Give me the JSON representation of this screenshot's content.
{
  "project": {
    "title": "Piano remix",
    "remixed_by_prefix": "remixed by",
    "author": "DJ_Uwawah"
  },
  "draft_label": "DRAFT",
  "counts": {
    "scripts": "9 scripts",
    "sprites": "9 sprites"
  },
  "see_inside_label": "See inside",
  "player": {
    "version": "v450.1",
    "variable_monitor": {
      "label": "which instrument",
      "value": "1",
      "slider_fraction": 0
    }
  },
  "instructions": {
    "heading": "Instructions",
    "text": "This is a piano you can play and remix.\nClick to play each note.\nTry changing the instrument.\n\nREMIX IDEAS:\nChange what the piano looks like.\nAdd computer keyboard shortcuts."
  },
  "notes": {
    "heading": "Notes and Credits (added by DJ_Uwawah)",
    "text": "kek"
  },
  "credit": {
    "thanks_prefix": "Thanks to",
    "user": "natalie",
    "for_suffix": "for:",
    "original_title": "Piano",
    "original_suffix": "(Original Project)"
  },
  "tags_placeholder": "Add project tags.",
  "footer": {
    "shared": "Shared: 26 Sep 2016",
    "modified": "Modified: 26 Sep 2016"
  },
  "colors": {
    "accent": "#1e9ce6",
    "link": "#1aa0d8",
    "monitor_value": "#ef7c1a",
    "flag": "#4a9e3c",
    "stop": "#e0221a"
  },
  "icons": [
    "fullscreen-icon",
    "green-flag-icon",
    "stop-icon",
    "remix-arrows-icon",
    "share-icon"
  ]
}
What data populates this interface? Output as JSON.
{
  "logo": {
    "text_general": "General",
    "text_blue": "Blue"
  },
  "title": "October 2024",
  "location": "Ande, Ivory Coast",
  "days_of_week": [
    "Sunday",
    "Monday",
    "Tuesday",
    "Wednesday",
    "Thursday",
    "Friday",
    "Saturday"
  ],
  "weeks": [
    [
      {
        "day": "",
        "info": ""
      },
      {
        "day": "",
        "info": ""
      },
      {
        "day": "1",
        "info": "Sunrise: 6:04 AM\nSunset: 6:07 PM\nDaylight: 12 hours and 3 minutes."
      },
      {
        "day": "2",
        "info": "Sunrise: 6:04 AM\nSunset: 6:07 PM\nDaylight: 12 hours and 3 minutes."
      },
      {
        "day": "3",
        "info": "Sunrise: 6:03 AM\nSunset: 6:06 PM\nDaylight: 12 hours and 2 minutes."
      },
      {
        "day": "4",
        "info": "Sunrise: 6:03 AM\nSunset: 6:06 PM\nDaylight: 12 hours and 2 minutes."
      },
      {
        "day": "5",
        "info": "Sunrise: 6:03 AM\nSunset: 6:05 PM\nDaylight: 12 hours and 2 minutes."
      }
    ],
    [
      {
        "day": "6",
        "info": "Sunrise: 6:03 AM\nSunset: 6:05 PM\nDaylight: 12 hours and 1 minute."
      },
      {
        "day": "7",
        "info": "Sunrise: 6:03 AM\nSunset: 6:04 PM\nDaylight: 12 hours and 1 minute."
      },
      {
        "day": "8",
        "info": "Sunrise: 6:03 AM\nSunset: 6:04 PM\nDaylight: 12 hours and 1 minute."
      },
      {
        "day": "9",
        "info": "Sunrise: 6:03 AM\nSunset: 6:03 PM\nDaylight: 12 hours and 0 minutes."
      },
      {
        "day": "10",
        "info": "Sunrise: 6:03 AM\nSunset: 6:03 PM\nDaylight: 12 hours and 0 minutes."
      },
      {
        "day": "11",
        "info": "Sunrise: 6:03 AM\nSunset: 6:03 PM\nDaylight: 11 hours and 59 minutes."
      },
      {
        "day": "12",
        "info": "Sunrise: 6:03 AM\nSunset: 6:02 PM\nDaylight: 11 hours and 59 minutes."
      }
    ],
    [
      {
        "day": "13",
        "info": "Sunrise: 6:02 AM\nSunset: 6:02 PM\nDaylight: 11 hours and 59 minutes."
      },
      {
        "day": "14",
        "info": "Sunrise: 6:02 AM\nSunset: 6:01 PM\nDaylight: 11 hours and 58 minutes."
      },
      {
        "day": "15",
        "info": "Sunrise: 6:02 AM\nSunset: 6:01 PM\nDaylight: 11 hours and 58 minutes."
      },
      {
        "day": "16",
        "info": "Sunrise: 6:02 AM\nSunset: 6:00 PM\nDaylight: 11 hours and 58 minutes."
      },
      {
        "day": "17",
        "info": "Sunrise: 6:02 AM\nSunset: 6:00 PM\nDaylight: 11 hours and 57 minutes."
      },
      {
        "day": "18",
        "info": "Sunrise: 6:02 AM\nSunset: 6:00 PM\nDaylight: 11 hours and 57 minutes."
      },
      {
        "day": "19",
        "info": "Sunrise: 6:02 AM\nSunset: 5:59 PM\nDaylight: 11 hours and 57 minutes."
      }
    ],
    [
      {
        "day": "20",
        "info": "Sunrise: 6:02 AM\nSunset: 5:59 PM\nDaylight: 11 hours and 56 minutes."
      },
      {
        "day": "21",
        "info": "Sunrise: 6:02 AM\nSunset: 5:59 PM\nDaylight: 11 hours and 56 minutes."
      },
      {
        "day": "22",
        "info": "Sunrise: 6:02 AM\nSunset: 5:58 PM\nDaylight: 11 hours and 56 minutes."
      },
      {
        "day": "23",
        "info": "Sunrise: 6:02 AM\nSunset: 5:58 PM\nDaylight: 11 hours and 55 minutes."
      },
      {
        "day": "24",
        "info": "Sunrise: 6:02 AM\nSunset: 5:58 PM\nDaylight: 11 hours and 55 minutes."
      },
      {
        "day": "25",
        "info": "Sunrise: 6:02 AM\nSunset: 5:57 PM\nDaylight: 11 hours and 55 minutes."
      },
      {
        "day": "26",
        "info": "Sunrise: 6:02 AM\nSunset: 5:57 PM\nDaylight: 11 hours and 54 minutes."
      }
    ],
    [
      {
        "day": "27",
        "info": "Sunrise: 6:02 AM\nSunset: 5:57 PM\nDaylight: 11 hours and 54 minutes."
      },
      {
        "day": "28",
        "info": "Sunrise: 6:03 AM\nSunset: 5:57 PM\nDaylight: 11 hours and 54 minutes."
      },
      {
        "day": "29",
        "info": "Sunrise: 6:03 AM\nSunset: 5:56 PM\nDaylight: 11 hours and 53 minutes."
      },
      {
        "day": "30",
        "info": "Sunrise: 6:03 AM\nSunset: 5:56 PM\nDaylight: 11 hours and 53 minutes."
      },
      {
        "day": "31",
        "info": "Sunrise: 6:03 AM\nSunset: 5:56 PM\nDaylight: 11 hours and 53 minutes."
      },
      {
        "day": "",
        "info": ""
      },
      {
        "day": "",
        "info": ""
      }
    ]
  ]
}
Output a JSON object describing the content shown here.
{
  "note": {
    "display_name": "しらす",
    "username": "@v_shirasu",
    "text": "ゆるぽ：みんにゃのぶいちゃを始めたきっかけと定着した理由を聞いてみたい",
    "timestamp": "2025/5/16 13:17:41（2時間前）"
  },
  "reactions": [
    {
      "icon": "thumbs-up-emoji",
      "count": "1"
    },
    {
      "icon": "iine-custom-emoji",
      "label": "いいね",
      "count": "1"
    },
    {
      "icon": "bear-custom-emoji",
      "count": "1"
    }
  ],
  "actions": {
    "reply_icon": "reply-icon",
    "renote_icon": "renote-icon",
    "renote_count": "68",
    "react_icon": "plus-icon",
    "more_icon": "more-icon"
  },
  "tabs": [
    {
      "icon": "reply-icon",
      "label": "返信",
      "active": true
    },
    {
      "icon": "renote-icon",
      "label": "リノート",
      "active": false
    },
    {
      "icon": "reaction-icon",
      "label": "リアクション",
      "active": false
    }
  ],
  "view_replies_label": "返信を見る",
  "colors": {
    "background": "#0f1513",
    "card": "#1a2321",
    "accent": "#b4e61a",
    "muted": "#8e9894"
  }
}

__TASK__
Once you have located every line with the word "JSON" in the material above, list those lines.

__ANSWER BELOW__
Give me the JSON representation of this screenshot's content.
What data populates this interface? Output as JSON.
Output a JSON object describing the content shown here.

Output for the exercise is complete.